YOUR ASSIGNMENT
Leave the pictures behind and repeat all the entries exactly.

WORKING DATA
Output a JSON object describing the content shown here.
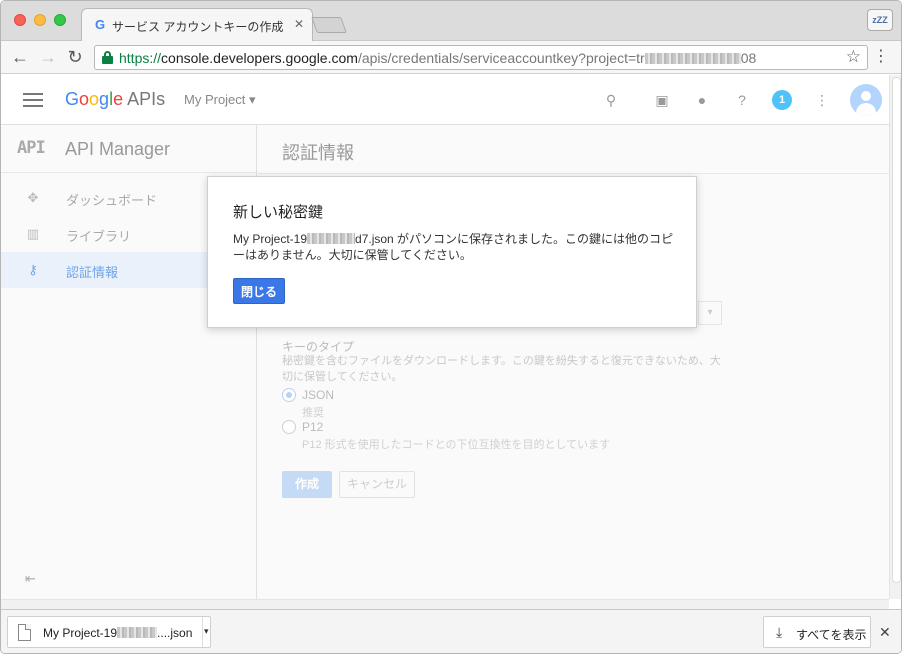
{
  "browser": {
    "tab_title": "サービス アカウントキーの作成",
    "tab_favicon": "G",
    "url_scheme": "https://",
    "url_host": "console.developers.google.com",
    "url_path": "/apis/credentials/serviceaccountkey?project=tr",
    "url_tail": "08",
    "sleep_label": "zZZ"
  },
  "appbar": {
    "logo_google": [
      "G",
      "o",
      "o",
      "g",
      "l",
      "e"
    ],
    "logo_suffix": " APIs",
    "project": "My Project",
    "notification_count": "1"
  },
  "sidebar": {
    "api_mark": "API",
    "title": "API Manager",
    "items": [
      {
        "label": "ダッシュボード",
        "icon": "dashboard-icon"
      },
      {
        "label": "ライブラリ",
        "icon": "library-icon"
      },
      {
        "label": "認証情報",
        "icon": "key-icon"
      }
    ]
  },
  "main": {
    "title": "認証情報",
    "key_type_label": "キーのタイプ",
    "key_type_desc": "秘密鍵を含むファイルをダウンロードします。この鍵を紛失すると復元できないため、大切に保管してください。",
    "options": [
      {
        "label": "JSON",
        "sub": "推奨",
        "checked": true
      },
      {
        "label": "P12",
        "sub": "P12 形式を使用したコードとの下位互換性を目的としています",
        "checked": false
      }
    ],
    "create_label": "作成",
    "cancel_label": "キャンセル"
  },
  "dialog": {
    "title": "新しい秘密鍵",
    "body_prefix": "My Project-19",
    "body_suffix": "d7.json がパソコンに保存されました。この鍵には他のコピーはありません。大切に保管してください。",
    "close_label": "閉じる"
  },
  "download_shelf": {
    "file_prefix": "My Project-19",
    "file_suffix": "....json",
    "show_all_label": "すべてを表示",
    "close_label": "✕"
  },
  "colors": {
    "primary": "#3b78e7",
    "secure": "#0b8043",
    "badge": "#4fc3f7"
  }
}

WRITTEN SOLUTION
Output a JSON object describing the content shown here.
{
  "browser": {
    "tab_title": "サービス アカウントキーの作成",
    "tab_favicon": "G",
    "url_scheme": "https://",
    "url_host": "console.developers.google.com",
    "url_path": "/apis/credentials/serviceaccountkey?project=tr",
    "url_tail": "08",
    "sleep_label": "zZZ"
  },
  "appbar": {
    "logo_google": [
      "G",
      "o",
      "o",
      "g",
      "l",
      "e"
    ],
    "logo_suffix": " APIs",
    "project": "My Project",
    "notification_count": "1"
  },
  "sidebar": {
    "api_mark": "API",
    "title": "API Manager",
    "items": [
      {
        "label": "ダッシュボード",
        "icon": "dashboard-icon"
      },
      {
        "label": "ライブラリ",
        "icon": "library-icon"
      },
      {
        "label": "認証情報",
        "icon": "key-icon"
      }
    ]
  },
  "main": {
    "title": "認証情報",
    "key_type_label": "キーのタイプ",
    "key_type_desc": "秘密鍵を含むファイルをダウンロードします。この鍵を紛失すると復元できないため、大切に保管してください。",
    "options": [
      {
        "label": "JSON",
        "sub": "推奨",
        "checked": true
      },
      {
        "label": "P12",
        "sub": "P12 形式を使用したコードとの下位互換性を目的としています",
        "checked": false
      }
    ],
    "create_label": "作成",
    "cancel_label": "キャンセル"
  },
  "dialog": {
    "title": "新しい秘密鍵",
    "body_prefix": "My Project-19",
    "body_suffix": "d7.json がパソコンに保存されました。この鍵には他のコピーはありません。大切に保管してください。",
    "close_label": "閉じる"
  },
  "download_shelf": {
    "file_prefix": "My Project-19",
    "file_suffix": "....json",
    "show_all_label": "すべてを表示",
    "close_label": "✕"
  },
  "colors": {
    "primary": "#3b78e7",
    "secure": "#0b8043",
    "badge": "#4fc3f7"
  }
}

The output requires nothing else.